Fear and Phobias

Fear and Phobias

  • Woman standing at podium with a public speaking fear

Everyone has felt afraid of something at one point or another in their lifetime, but not everyone has been diagnosed with a phobia. According to healthline.com, “A phobia is an excessive and irrational fear reaction. If you have a phobia, you may experience a deep sense of dread or panic when you encounter the source of your fear. The fear can be of a certain place, situation, or object. Unlike general anxiety disorders, a phobia is usually connected to something specific.”  Similar to other anxiety disorders, the person with a phobia has the insight to know that their fear of a certain place, situation, or object is irrational.

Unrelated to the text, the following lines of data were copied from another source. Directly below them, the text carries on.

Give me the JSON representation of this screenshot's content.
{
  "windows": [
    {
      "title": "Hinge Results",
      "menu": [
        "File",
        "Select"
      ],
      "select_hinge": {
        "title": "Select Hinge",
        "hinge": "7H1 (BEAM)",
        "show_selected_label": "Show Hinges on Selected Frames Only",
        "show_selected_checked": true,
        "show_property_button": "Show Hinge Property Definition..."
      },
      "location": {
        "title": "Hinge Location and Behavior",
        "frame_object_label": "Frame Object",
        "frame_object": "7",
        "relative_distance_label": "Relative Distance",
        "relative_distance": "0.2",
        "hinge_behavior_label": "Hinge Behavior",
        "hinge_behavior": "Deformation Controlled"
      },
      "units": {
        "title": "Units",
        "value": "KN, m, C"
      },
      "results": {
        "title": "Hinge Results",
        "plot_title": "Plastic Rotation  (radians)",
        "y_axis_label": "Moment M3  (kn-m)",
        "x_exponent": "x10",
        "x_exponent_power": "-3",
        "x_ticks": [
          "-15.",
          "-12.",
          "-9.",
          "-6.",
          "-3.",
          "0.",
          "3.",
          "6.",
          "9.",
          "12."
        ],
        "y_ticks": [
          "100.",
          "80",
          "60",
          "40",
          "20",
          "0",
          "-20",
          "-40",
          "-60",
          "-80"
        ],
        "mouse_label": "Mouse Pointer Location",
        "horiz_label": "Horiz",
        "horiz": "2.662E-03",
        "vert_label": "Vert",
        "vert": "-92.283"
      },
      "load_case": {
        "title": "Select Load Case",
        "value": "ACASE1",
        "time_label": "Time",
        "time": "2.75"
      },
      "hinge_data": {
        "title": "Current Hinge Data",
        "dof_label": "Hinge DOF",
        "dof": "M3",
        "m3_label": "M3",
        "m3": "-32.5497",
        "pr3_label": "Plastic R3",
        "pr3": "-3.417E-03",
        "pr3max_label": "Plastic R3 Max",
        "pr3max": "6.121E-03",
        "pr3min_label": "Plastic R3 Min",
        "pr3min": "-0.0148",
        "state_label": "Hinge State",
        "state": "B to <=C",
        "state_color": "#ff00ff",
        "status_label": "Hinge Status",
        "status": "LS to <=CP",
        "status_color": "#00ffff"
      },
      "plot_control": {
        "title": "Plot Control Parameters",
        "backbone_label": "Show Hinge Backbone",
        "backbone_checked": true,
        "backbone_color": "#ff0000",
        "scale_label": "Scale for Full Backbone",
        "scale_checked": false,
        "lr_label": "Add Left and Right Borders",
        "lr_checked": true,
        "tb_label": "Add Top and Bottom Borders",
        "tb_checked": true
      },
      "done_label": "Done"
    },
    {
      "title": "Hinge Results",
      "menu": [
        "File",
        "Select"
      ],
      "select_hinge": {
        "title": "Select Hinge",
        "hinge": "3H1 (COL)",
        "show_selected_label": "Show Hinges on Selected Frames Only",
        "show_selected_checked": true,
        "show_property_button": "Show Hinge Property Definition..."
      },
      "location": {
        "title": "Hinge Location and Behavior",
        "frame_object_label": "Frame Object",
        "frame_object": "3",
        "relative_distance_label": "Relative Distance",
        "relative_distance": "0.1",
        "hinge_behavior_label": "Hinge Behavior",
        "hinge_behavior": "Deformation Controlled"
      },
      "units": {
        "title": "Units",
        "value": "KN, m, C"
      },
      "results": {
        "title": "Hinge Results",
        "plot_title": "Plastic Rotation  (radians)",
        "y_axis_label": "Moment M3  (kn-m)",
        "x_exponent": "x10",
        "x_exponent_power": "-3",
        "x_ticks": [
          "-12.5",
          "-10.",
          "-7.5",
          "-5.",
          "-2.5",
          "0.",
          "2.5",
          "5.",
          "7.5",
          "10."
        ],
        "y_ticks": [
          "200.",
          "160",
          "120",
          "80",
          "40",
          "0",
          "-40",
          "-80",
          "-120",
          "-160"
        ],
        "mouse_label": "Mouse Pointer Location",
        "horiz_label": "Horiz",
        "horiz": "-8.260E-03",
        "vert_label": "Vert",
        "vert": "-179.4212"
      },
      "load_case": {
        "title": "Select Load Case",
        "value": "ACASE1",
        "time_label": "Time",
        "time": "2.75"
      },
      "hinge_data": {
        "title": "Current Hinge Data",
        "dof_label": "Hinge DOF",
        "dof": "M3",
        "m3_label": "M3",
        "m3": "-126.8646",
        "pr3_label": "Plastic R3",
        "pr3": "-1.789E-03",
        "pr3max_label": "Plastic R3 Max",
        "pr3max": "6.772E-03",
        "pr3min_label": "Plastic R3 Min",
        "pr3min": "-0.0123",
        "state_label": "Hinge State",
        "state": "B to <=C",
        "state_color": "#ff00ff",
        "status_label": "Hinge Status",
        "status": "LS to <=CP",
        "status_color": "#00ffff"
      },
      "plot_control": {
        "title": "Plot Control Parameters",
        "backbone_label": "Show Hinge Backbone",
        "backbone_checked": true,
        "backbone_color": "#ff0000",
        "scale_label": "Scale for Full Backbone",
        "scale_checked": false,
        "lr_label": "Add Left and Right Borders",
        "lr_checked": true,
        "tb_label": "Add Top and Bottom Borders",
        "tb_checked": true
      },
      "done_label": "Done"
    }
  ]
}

In spite of this awareness, they can do little to contain their feelings. 

Phobias are broken down into four main categories. One of the most common, according to research done by the Mayo Clinic, is Situational Phobia. Situational Phobias can involve fear of a variety of things such as airplanes, enclosed spaces or public speaking. Another common specific phobia is Animal Phobia. This can include a fear of insects, dogs, spiders, or horses. Nature Phobia is most commonly seen in an irrational fear of thunderstorms or heights. The last specific category is Blood Injection/Injury Phobia, which includes phobias of needles, medical procedures, or the dentist.  

It’s important to remember that a phobia-induced fear is not similar to common feelings of anxiety or fear. Phobias can ultimately lead to life-changing behaviors if not treated appropriately. A few of the common symptoms of a phobia include an immediate feeling of intense fear, anxiety and panic when a person is exposed to or even thinks about, the object of their phobia.  

Over time these worsening anxieties can lead someone with a phobia to engage in extreme behavior in order to avoid the object of a phobia. This can seriously disrupt the person’s life. It is time to seek medical treatment for a phobia when the feeling of anxiety begins to negatively affect one’s ability to function in work, school, or social situations. If you feel as if your life is being negatively impacted by irrational fear, be sure to talk with your doctor or mental health professional. Most phobias can be helped with cognitive behavioral therapy or medication.